The research was supported by the Australian Centre for International Agriculture Research (ACIAR) and the Grains Research and Development Corporation.


Davidson JA, Ramsey MD (2000). Pea yield decline syndrome in South Australia: the role of disease and the impact of agronomic practices. Australian Journal of Agriculture Research 51, 347-354.

Le May C, Schoeny A, Tiroli B, Ney B (2005). Improvement and validation of a pea crop growth model to simulate the growth of cultivars infected with Ascochyta blight. European Journal of Plant Pathology 112, 1-12.

Lecoeur J Sinclair TR (2001). Harvest index increase during seed growth of field pea. European Journal of Agronomy 14, 173-180.

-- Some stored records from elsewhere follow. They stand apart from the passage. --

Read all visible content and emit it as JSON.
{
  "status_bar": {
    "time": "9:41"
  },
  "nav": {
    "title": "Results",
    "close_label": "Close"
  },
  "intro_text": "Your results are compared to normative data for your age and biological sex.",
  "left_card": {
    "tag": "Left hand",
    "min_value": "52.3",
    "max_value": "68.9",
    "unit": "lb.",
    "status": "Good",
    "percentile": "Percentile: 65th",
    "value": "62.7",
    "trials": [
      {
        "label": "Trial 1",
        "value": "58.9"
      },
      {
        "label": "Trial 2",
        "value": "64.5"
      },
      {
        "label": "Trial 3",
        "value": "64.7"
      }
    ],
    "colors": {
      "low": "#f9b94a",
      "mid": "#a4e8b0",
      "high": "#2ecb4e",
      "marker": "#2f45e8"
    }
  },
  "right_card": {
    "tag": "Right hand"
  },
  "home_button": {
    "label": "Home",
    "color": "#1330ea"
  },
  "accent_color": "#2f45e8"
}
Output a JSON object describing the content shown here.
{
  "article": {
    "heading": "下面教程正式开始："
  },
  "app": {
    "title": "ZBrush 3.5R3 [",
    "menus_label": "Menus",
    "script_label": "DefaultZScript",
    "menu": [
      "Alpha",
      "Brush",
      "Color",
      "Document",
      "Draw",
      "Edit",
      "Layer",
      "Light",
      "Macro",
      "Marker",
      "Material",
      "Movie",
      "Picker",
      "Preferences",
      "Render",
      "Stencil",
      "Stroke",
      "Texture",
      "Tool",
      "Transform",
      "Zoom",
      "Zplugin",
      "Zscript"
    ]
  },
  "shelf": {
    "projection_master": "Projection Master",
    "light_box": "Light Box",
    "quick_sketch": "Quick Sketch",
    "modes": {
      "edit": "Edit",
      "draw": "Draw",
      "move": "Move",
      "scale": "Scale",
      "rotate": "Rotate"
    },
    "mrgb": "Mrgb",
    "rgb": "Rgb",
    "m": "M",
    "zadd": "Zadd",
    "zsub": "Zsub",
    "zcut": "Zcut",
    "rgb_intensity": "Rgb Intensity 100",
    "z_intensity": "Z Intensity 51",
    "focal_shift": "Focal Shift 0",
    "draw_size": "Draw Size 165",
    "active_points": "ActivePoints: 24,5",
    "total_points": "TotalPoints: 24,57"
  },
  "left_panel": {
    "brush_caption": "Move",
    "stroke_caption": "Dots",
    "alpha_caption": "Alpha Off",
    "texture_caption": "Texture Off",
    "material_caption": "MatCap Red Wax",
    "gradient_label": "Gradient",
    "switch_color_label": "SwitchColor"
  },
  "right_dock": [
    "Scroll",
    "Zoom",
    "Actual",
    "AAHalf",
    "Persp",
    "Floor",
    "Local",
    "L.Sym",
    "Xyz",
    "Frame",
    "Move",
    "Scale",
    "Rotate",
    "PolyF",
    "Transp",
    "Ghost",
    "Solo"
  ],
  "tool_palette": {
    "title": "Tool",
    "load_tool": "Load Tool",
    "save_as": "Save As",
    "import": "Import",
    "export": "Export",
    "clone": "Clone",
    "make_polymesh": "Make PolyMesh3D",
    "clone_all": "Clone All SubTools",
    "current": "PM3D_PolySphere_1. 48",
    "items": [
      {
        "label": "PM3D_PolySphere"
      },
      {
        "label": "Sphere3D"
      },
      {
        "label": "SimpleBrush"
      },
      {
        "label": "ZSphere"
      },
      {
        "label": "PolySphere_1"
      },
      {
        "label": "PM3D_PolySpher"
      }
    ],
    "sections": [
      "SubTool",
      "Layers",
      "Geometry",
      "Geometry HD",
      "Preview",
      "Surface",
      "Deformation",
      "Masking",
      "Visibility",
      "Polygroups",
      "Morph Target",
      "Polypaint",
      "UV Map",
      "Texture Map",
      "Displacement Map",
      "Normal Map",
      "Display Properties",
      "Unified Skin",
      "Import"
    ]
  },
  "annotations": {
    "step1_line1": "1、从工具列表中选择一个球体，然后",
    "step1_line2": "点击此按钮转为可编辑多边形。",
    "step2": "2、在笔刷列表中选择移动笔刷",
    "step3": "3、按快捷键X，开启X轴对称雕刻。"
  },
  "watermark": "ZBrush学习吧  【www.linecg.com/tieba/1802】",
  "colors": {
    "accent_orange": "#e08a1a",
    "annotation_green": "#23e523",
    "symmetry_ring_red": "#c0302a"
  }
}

Olivier FC, Annandale JG (1998). Thermal time requirements for the development of green pea. Field Crop Research 56, 301-307.

Robertson MJ, Carberry PS, Huth NI, Turpin JE, Probert ME, Poulton PL, Bell M, Wright GC, Yestes SJ, Brinsmead RB (2002). Simulation of growth and development of diverse legume species in APSIM. Australian Journal of Agricultural Research 53, 429-446.

Thomson BD, Siddique KHM, Barr MD, Wilson JM (1997). Grain legume species in low rainfall Mediterranean-type environments I. Phenology and seed yield. Field Crop Research 54, 173-187.

Thomson BD, Siddique KHM (1997). Grain legume species in low rainfall Mediterranean-type environments II. Canopy development, radiation interception, and dry-matter production. Field Crop Research 54, 189-199.

Previous PageTop Of PageNext Page